*** LISTED ENTRIES ***

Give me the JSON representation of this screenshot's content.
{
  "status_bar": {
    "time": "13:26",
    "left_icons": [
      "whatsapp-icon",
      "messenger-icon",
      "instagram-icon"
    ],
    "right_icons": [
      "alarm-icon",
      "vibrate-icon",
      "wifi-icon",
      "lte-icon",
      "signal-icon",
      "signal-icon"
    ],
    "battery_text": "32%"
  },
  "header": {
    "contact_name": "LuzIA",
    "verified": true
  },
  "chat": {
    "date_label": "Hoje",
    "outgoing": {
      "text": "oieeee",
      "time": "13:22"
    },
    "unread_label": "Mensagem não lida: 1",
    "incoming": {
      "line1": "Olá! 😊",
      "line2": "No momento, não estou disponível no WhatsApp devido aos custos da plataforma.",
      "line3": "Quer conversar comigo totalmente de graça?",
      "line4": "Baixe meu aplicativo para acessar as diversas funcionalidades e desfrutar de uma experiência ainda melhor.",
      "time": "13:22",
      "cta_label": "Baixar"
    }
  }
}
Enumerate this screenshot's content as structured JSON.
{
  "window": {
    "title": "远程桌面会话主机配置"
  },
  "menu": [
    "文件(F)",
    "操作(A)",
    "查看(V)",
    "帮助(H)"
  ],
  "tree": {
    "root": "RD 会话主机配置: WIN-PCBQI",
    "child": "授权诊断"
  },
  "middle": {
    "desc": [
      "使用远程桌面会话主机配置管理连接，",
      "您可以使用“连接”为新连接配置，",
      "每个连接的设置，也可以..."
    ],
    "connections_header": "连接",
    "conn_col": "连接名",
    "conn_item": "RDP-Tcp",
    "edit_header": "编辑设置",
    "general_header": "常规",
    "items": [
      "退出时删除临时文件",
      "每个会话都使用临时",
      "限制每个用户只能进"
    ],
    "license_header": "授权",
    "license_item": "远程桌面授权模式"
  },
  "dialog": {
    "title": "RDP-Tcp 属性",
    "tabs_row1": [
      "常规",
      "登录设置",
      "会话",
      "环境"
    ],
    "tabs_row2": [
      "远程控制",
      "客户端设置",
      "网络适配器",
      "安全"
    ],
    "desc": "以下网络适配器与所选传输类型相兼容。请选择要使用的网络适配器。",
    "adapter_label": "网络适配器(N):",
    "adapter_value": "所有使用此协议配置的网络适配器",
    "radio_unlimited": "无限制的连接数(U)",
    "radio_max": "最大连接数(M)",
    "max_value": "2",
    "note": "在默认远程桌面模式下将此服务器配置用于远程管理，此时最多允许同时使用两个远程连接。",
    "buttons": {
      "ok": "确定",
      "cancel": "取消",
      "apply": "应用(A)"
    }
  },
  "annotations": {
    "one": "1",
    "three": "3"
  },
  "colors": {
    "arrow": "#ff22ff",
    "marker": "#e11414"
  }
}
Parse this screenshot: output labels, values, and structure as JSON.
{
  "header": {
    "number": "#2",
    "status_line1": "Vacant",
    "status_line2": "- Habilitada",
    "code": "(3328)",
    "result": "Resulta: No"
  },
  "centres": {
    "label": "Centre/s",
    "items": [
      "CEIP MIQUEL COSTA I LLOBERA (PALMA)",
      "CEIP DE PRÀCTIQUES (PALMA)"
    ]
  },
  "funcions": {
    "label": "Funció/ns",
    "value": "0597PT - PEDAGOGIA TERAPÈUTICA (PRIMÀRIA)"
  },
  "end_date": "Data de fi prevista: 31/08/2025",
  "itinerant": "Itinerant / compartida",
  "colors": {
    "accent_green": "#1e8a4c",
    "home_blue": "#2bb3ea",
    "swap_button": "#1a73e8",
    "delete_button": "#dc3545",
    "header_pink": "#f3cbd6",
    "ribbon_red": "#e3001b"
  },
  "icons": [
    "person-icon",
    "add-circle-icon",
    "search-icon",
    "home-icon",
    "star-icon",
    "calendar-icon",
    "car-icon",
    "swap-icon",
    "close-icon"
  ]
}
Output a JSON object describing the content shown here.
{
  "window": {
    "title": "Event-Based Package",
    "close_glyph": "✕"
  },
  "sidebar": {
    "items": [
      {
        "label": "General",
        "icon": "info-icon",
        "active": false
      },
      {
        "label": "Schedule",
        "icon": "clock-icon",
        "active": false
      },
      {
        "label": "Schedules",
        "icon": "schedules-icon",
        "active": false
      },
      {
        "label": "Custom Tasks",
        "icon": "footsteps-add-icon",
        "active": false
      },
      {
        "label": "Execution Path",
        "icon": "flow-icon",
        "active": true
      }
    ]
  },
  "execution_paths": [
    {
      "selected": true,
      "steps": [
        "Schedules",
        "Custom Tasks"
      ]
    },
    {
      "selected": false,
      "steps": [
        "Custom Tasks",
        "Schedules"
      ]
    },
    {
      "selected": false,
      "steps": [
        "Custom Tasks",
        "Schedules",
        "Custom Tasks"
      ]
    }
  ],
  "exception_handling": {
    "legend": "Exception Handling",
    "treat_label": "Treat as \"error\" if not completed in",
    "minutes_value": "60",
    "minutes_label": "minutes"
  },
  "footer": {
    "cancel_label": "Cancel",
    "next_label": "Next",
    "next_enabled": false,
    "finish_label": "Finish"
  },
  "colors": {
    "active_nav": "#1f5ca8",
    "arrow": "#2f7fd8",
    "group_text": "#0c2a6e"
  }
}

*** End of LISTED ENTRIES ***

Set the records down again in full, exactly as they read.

Give me the JSON representation of this screenshot's content.
{
  "status_bar": {
    "time": "13:26",
    "left_icons": [
      "whatsapp-icon",
      "messenger-icon",
      "instagram-icon"
    ],
    "right_icons": [
      "alarm-icon",
      "vibrate-icon",
      "wifi-icon",
      "lte-icon",
      "signal-icon",
      "signal-icon"
    ],
    "battery_text": "32%"
  },
  "header": {
    "contact_name": "LuzIA",
    "verified": true
  },
  "chat": {
    "date_label": "Hoje",
    "outgoing": {
      "text": "oieeee",
      "time": "13:22"
    },
    "unread_label": "Mensagem não lida: 1",
    "incoming": {
      "line1": "Olá! 😊",
      "line2": "No momento, não estou disponível no WhatsApp devido aos custos da plataforma.",
      "line3": "Quer conversar comigo totalmente de graça?",
      "line4": "Baixe meu aplicativo para acessar as diversas funcionalidades e desfrutar de uma experiência ainda melhor.",
      "time": "13:22",
      "cta_label": "Baixar"
    }
  }
}
Enumerate this screenshot's content as structured JSON.
{
  "window": {
    "title": "远程桌面会话主机配置"
  },
  "menu": [
    "文件(F)",
    "操作(A)",
    "查看(V)",
    "帮助(H)"
  ],
  "tree": {
    "root": "RD 会话主机配置: WIN-PCBQI",
    "child": "授权诊断"
  },
  "middle": {
    "desc": [
      "使用远程桌面会话主机配置管理连接，",
      "您可以使用“连接”为新连接配置，",
      "每个连接的设置，也可以..."
    ],
    "connections_header": "连接",
    "conn_col": "连接名",
    "conn_item": "RDP-Tcp",
    "edit_header": "编辑设置",
    "general_header": "常规",
    "items": [
      "退出时删除临时文件",
      "每个会话都使用临时",
      "限制每个用户只能进"
    ],
    "license_header": "授权",
    "license_item": "远程桌面授权模式"
  },
  "dialog": {
    "title": "RDP-Tcp 属性",
    "tabs_row1": [
      "常规",
      "登录设置",
      "会话",
      "环境"
    ],
    "tabs_row2": [
      "远程控制",
      "客户端设置",
      "网络适配器",
      "安全"
    ],
    "desc": "以下网络适配器与所选传输类型相兼容。请选择要使用的网络适配器。",
    "adapter_label": "网络适配器(N):",
    "adapter_value": "所有使用此协议配置的网络适配器",
    "radio_unlimited": "无限制的连接数(U)",
    "radio_max": "最大连接数(M)",
    "max_value": "2",
    "note": "在默认远程桌面模式下将此服务器配置用于远程管理，此时最多允许同时使用两个远程连接。",
    "buttons": {
      "ok": "确定",
      "cancel": "取消",
      "apply": "应用(A)"
    }
  },
  "annotations": {
    "one": "1",
    "three": "3"
  },
  "colors": {
    "arrow": "#ff22ff",
    "marker": "#e11414"
  }
}
Parse this screenshot: output labels, values, and structure as JSON.
{
  "header": {
    "number": "#2",
    "status_line1": "Vacant",
    "status_line2": "- Habilitada",
    "code": "(3328)",
    "result": "Resulta: No"
  },
  "centres": {
    "label": "Centre/s",
    "items": [
      "CEIP MIQUEL COSTA I LLOBERA (PALMA)",
      "CEIP DE PRÀCTIQUES (PALMA)"
    ]
  },
  "funcions": {
    "label": "Funció/ns",
    "value": "0597PT - PEDAGOGIA TERAPÈUTICA (PRIMÀRIA)"
  },
  "end_date": "Data de fi prevista: 31/08/2025",
  "itinerant": "Itinerant / compartida",
  "colors": {
    "accent_green": "#1e8a4c",
    "home_blue": "#2bb3ea",
    "swap_button": "#1a73e8",
    "delete_button": "#dc3545",
    "header_pink": "#f3cbd6",
    "ribbon_red": "#e3001b"
  },
  "icons": [
    "person-icon",
    "add-circle-icon",
    "search-icon",
    "home-icon",
    "star-icon",
    "calendar-icon",
    "car-icon",
    "swap-icon",
    "close-icon"
  ]
}
Output a JSON object describing the content shown here.
{
  "window": {
    "title": "Event-Based Package",
    "close_glyph": "✕"
  },
  "sidebar": {
    "items": [
      {
        "label": "General",
        "icon": "info-icon",
        "active": false
      },
      {
        "label": "Schedule",
        "icon": "clock-icon",
        "active": false
      },
      {
        "label": "Schedules",
        "icon": "schedules-icon",
        "active": false
      },
      {
        "label": "Custom Tasks",
        "icon": "footsteps-add-icon",
        "active": false
      },
      {
        "label": "Execution Path",
        "icon": "flow-icon",
        "active": true
      }
    ]
  },
  "execution_paths": [
    {
      "selected": true,
      "steps": [
        "Schedules",
        "Custom Tasks"
      ]
    },
    {
      "selected": false,
      "steps": [
        "Custom Tasks",
        "Schedules"
      ]
    },
    {
      "selected": false,
      "steps": [
        "Custom Tasks",
        "Schedules",
        "Custom Tasks"
      ]
    }
  ],
  "exception_handling": {
    "legend": "Exception Handling",
    "treat_label": "Treat as \"error\" if not completed in",
    "minutes_value": "60",
    "minutes_label": "minutes"
  },
  "footer": {
    "cancel_label": "Cancel",
    "next_label": "Next",
    "next_enabled": false,
    "finish_label": "Finish"
  },
  "colors": {
    "active_nav": "#1f5ca8",
    "arrow": "#2f7fd8",
    "group_text": "#0c2a6e"
  }
}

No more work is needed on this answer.